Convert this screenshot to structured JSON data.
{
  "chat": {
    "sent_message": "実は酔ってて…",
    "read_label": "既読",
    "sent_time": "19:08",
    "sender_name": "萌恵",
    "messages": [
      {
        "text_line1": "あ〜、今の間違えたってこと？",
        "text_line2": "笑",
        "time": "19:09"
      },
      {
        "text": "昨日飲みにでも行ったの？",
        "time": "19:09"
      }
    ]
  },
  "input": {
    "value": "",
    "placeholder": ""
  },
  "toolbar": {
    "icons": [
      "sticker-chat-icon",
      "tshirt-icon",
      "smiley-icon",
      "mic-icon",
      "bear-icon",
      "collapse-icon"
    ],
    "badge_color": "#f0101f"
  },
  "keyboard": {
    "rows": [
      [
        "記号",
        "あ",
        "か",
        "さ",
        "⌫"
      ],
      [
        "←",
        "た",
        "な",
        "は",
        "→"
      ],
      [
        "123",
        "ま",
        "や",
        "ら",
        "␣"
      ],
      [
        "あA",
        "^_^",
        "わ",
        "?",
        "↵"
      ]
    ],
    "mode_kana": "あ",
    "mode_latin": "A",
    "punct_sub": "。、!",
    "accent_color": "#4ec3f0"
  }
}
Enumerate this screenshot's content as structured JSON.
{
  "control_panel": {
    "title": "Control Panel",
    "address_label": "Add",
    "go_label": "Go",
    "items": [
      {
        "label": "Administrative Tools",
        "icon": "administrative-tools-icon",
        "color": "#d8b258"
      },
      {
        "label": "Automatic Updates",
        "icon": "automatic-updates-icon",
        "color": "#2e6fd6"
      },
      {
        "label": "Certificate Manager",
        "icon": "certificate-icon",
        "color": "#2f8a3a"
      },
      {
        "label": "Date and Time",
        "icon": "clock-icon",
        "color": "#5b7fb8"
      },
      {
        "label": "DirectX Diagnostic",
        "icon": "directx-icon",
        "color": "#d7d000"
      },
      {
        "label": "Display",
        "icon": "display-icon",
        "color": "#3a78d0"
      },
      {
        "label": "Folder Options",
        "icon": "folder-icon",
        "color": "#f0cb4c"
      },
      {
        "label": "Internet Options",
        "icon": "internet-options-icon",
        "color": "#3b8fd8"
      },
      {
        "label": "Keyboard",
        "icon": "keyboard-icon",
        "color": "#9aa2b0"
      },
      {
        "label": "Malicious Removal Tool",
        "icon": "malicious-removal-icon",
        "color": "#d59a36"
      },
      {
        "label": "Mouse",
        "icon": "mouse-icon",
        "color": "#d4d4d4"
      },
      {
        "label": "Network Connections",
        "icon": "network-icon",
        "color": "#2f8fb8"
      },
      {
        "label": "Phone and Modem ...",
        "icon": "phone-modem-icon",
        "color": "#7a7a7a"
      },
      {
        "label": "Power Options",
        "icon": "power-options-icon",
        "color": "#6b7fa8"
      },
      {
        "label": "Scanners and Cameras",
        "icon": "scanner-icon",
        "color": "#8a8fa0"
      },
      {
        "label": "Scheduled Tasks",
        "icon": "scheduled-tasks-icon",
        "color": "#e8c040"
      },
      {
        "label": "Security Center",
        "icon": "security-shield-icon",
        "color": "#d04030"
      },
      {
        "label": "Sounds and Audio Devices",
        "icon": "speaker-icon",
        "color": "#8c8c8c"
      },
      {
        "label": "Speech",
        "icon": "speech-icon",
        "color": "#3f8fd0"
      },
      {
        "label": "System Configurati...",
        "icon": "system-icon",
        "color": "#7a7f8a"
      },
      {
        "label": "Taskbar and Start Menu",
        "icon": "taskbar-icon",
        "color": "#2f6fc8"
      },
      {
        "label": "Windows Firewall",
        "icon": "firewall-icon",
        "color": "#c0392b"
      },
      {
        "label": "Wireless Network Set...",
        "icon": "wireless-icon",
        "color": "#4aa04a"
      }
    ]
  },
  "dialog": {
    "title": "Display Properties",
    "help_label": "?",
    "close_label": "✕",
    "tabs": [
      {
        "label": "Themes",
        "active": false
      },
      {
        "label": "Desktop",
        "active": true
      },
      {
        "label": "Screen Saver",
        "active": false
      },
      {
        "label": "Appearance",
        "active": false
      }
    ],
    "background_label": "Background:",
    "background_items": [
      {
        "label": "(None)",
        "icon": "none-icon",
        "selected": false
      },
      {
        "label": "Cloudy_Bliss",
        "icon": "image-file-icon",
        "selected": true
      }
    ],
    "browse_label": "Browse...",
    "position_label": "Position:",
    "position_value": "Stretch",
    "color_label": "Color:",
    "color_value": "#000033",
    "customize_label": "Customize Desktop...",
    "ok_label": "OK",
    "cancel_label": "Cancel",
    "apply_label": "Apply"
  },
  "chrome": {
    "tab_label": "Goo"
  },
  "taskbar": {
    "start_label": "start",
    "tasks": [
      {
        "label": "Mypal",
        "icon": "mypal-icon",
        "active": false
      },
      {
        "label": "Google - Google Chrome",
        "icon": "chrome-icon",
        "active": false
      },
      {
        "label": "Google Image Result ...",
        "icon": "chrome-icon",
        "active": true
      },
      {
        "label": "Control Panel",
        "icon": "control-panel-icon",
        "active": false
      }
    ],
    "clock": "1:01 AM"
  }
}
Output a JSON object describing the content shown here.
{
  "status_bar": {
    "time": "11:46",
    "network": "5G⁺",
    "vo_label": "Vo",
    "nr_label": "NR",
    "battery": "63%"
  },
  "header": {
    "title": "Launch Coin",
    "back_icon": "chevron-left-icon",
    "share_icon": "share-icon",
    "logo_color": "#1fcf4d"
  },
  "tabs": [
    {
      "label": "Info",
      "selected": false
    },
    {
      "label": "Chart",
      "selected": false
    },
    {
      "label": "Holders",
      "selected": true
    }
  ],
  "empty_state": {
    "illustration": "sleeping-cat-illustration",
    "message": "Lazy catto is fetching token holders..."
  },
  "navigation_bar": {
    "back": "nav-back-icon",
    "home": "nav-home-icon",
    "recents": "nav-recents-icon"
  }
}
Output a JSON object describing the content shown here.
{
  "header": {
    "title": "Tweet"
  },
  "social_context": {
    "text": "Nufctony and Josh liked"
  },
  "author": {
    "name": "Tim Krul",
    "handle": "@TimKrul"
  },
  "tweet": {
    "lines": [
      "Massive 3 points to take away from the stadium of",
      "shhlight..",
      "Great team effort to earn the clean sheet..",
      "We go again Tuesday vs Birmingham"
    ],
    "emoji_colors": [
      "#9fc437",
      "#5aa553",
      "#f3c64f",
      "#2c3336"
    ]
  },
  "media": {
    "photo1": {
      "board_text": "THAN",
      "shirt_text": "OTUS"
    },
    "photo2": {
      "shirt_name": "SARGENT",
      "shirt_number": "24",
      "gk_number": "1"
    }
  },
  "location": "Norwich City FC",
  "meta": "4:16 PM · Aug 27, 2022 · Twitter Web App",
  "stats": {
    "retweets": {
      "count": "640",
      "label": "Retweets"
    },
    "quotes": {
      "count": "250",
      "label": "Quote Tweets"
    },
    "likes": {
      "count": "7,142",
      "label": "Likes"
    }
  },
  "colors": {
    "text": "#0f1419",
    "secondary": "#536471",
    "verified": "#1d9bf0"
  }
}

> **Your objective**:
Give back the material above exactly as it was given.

> **Reply**:
Convert this screenshot to structured JSON data.
{
  "chat": {
    "sent_message": "実は酔ってて…",
    "read_label": "既読",
    "sent_time": "19:08",
    "sender_name": "萌恵",
    "messages": [
      {
        "text_line1": "あ〜、今の間違えたってこと？",
        "text_line2": "笑",
        "time": "19:09"
      },
      {
        "text": "昨日飲みにでも行ったの？",
        "time": "19:09"
      }
    ]
  },
  "input": {
    "value": "",
    "placeholder": ""
  },
  "toolbar": {
    "icons": [
      "sticker-chat-icon",
      "tshirt-icon",
      "smiley-icon",
      "mic-icon",
      "bear-icon",
      "collapse-icon"
    ],
    "badge_color": "#f0101f"
  },
  "keyboard": {
    "rows": [
      [
        "記号",
        "あ",
        "か",
        "さ",
        "⌫"
      ],
      [
        "←",
        "た",
        "な",
        "は",
        "→"
      ],
      [
        "123",
        "ま",
        "や",
        "ら",
        "␣"
      ],
      [
        "あA",
        "^_^",
        "わ",
        "?",
        "↵"
      ]
    ],
    "mode_kana": "あ",
    "mode_latin": "A",
    "punct_sub": "。、!",
    "accent_color": "#4ec3f0"
  }
}
Enumerate this screenshot's content as structured JSON.
{
  "control_panel": {
    "title": "Control Panel",
    "address_label": "Add",
    "go_label": "Go",
    "items": [
      {
        "label": "Administrative Tools",
        "icon": "administrative-tools-icon",
        "color": "#d8b258"
      },
      {
        "label": "Automatic Updates",
        "icon": "automatic-updates-icon",
        "color": "#2e6fd6"
      },
      {
        "label": "Certificate Manager",
        "icon": "certificate-icon",
        "color": "#2f8a3a"
      },
      {
        "label": "Date and Time",
        "icon": "clock-icon",
        "color": "#5b7fb8"
      },
      {
        "label": "DirectX Diagnostic",
        "icon": "directx-icon",
        "color": "#d7d000"
      },
      {
        "label": "Display",
        "icon": "display-icon",
        "color": "#3a78d0"
      },
      {
        "label": "Folder Options",
        "icon": "folder-icon",
        "color": "#f0cb4c"
      },
      {
        "label": "Internet Options",
        "icon": "internet-options-icon",
        "color": "#3b8fd8"
      },
      {
        "label": "Keyboard",
        "icon": "keyboard-icon",
        "color": "#9aa2b0"
      },
      {
        "label": "Malicious Removal Tool",
        "icon": "malicious-removal-icon",
        "color": "#d59a36"
      },
      {
        "label": "Mouse",
        "icon": "mouse-icon",
        "color": "#d4d4d4"
      },
      {
        "label": "Network Connections",
        "icon": "network-icon",
        "color": "#2f8fb8"
      },
      {
        "label": "Phone and Modem ...",
        "icon": "phone-modem-icon",
        "color": "#7a7a7a"
      },
      {
        "label": "Power Options",
        "icon": "power-options-icon",
        "color": "#6b7fa8"
      },
      {
        "label": "Scanners and Cameras",
        "icon": "scanner-icon",
        "color": "#8a8fa0"
      },
      {
        "label": "Scheduled Tasks",
        "icon": "scheduled-tasks-icon",
        "color": "#e8c040"
      },
      {
        "label": "Security Center",
        "icon": "security-shield-icon",
        "color": "#d04030"
      },
      {
        "label": "Sounds and Audio Devices",
        "icon": "speaker-icon",
        "color": "#8c8c8c"
      },
      {
        "label": "Speech",
        "icon": "speech-icon",
        "color": "#3f8fd0"
      },
      {
        "label": "System Configurati...",
        "icon": "system-icon",
        "color": "#7a7f8a"
      },
      {
        "label": "Taskbar and Start Menu",
        "icon": "taskbar-icon",
        "color": "#2f6fc8"
      },
      {
        "label": "Windows Firewall",
        "icon": "firewall-icon",
        "color": "#c0392b"
      },
      {
        "label": "Wireless Network Set...",
        "icon": "wireless-icon",
        "color": "#4aa04a"
      }
    ]
  },
  "dialog": {
    "title": "Display Properties",
    "help_label": "?",
    "close_label": "✕",
    "tabs": [
      {
        "label": "Themes",
        "active": false
      },
      {
        "label": "Desktop",
        "active": true
      },
      {
        "label": "Screen Saver",
        "active": false
      },
      {
        "label": "Appearance",
        "active": false
      }
    ],
    "background_label": "Background:",
    "background_items": [
      {
        "label": "(None)",
        "icon": "none-icon",
        "selected": false
      },
      {
        "label": "Cloudy_Bliss",
        "icon": "image-file-icon",
        "selected": true
      }
    ],
    "browse_label": "Browse...",
    "position_label": "Position:",
    "position_value": "Stretch",
    "color_label": "Color:",
    "color_value": "#000033",
    "customize_label": "Customize Desktop...",
    "ok_label": "OK",
    "cancel_label": "Cancel",
    "apply_label": "Apply"
  },
  "chrome": {
    "tab_label": "Goo"
  },
  "taskbar": {
    "start_label": "start",
    "tasks": [
      {
        "label": "Mypal",
        "icon": "mypal-icon",
        "active": false
      },
      {
        "label": "Google - Google Chrome",
        "icon": "chrome-icon",
        "active": false
      },
      {
        "label": "Google Image Result ...",
        "icon": "chrome-icon",
        "active": true
      },
      {
        "label": "Control Panel",
        "icon": "control-panel-icon",
        "active": false
      }
    ],
    "clock": "1:01 AM"
  }
}
Output a JSON object describing the content shown here.
{
  "status_bar": {
    "time": "11:46",
    "network": "5G⁺",
    "vo_label": "Vo",
    "nr_label": "NR",
    "battery": "63%"
  },
  "header": {
    "title": "Launch Coin",
    "back_icon": "chevron-left-icon",
    "share_icon": "share-icon",
    "logo_color": "#1fcf4d"
  },
  "tabs": [
    {
      "label": "Info",
      "selected": false
    },
    {
      "label": "Chart",
      "selected": false
    },
    {
      "label": "Holders",
      "selected": true
    }
  ],
  "empty_state": {
    "illustration": "sleeping-cat-illustration",
    "message": "Lazy catto is fetching token holders..."
  },
  "navigation_bar": {
    "back": "nav-back-icon",
    "home": "nav-home-icon",
    "recents": "nav-recents-icon"
  }
}
Output a JSON object describing the content shown here.
{
  "header": {
    "title": "Tweet"
  },
  "social_context": {
    "text": "Nufctony and Josh liked"
  },
  "author": {
    "name": "Tim Krul",
    "handle": "@TimKrul"
  },
  "tweet": {
    "lines": [
      "Massive 3 points to take away from the stadium of",
      "shhlight..",
      "Great team effort to earn the clean sheet..",
      "We go again Tuesday vs Birmingham"
    ],
    "emoji_colors": [
      "#9fc437",
      "#5aa553",
      "#f3c64f",
      "#2c3336"
    ]
  },
  "media": {
    "photo1": {
      "board_text": "THAN",
      "shirt_text": "OTUS"
    },
    "photo2": {
      "shirt_name": "SARGENT",
      "shirt_number": "24",
      "gk_number": "1"
    }
  },
  "location": "Norwich City FC",
  "meta": "4:16 PM · Aug 27, 2022 · Twitter Web App",
  "stats": {
    "retweets": {
      "count": "640",
      "label": "Retweets"
    },
    "quotes": {
      "count": "250",
      "label": "Quote Tweets"
    },
    "likes": {
      "count": "7,142",
      "label": "Likes"
    }
  },
  "colors": {
    "text": "#0f1419",
    "secondary": "#536471",
    "verified": "#1d9bf0"
  }
}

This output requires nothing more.